(WHAT THE EXERCISE ASKS) In the entries, find all lines that hold the word "screenshot" and copy them.

START RECORD EXCERPTS

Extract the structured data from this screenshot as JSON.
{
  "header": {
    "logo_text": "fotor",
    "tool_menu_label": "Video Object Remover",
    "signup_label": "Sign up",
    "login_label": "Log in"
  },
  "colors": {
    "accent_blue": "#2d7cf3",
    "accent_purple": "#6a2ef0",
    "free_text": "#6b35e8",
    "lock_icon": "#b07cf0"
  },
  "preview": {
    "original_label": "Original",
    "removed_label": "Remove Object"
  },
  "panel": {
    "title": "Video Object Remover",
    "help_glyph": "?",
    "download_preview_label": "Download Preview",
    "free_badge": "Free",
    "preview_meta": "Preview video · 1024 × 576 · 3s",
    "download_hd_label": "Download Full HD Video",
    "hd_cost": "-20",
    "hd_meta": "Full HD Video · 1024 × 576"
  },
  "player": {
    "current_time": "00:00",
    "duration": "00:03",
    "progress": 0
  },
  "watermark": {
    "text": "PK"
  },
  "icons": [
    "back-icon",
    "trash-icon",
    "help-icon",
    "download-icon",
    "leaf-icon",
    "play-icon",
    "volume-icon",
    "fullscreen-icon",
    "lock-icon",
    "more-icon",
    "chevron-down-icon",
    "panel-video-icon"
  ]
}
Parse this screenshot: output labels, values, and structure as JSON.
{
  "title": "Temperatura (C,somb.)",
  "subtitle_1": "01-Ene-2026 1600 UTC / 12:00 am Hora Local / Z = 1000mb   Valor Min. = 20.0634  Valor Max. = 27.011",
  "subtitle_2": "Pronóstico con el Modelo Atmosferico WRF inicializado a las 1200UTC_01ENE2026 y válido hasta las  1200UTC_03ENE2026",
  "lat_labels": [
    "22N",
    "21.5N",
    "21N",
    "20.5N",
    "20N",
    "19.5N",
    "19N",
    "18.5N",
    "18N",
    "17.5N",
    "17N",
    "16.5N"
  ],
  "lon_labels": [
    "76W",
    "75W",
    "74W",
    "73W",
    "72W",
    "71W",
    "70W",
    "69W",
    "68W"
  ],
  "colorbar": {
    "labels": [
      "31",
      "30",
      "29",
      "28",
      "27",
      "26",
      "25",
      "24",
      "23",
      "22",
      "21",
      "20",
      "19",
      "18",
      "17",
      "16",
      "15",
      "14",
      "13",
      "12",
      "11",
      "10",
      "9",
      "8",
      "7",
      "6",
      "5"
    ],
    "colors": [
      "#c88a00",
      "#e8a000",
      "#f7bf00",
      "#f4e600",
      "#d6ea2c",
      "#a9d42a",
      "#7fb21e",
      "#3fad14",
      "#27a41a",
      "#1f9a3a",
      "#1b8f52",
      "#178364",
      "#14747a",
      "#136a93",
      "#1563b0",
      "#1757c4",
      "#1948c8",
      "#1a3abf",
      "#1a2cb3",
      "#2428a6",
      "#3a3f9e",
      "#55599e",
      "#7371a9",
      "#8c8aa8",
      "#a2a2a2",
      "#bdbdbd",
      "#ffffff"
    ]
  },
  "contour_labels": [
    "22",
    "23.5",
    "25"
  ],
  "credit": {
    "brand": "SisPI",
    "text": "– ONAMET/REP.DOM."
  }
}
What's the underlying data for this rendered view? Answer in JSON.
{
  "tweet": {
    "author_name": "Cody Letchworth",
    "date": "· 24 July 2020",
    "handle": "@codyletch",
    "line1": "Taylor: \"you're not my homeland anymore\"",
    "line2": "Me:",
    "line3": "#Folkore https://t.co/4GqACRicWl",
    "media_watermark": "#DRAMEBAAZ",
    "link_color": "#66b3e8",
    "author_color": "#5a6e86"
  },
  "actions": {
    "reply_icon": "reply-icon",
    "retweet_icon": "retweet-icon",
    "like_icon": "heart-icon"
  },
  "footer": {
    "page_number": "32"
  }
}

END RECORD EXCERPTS

(FINAL ANSWER)
Extract the structured data from this screenshot as JSON.
Parse this screenshot: output labels, values, and structure as JSON.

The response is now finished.